So sherounded up and interviewed dozens of people over 75, all living their senior years with exemplary courage, integrity and grace. Then she merged their wisdomwith wide reading and wrote a book, released earlier thisyear: You Could Live a Long Time: Are you Ready?
Finances not so important
Most books and articles on retirement planning tend to focus on money as the key ingredient to a successful life after work. What is striking about the advice given by the elders is how little of it dealt withfinances. The elders have varying financial circumstances, but, regardless of income level, they seem to have what they need, writes Green.
Attend charm school and contribute to your RECP
Matters of the heart were uppermost. Green got an inklingright from the start from Aunt Jean, whohad entereda seniors home at the age of 86 and charmed her way into the hearts of those around her, particularly the care staff. Green draws inspiration from her example and remarks: Note to self: Attend charm school before its too late.
Indeed, one of the main tips in the book for those still in the work force is to stop being so busy with workto focus more on developing a web of relationships to sustain you in old age.Yes, build up the RRSP but also give some weight to the RECP (Retirement Emotional Circle Plan), advises Green.
Traveling through Elderland will be so much better if you can draw on a strong social network. The emotional support and assistance will be important to keeping depression at bay and staying healthy longer.
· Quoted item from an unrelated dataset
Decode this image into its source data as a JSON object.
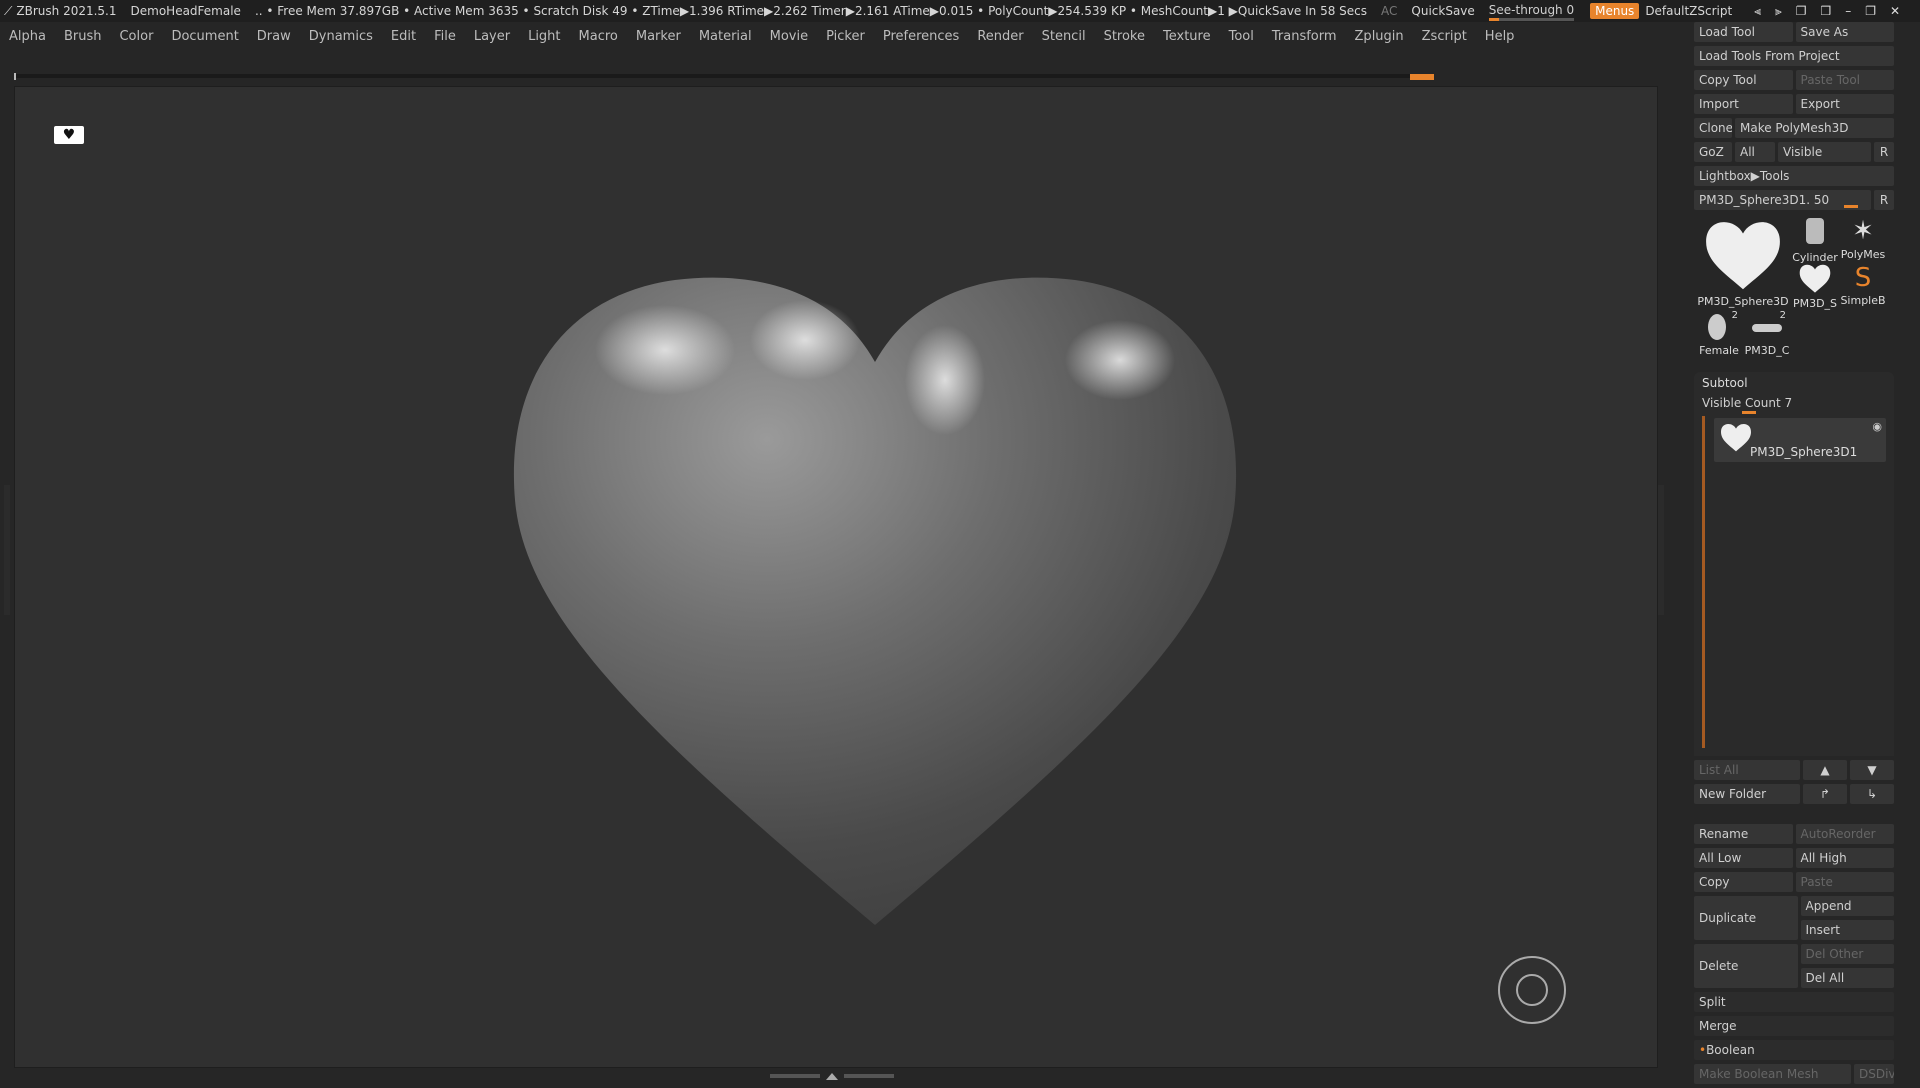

We are all better when we are loved, says the grandmother in the Alistair MacLeod novel, No Great Mischief.
There is lots of guidance in this delightfulbook on how to go about building up ones RECP. And there is lots more advice on other matters, such as looking after your body, keeping your mind sharp, leaving a legacy, deciding where to live, developing a work plan (not a retirement plan) and developing the right frame of mind.
More on the book and Lyndsay Greens blog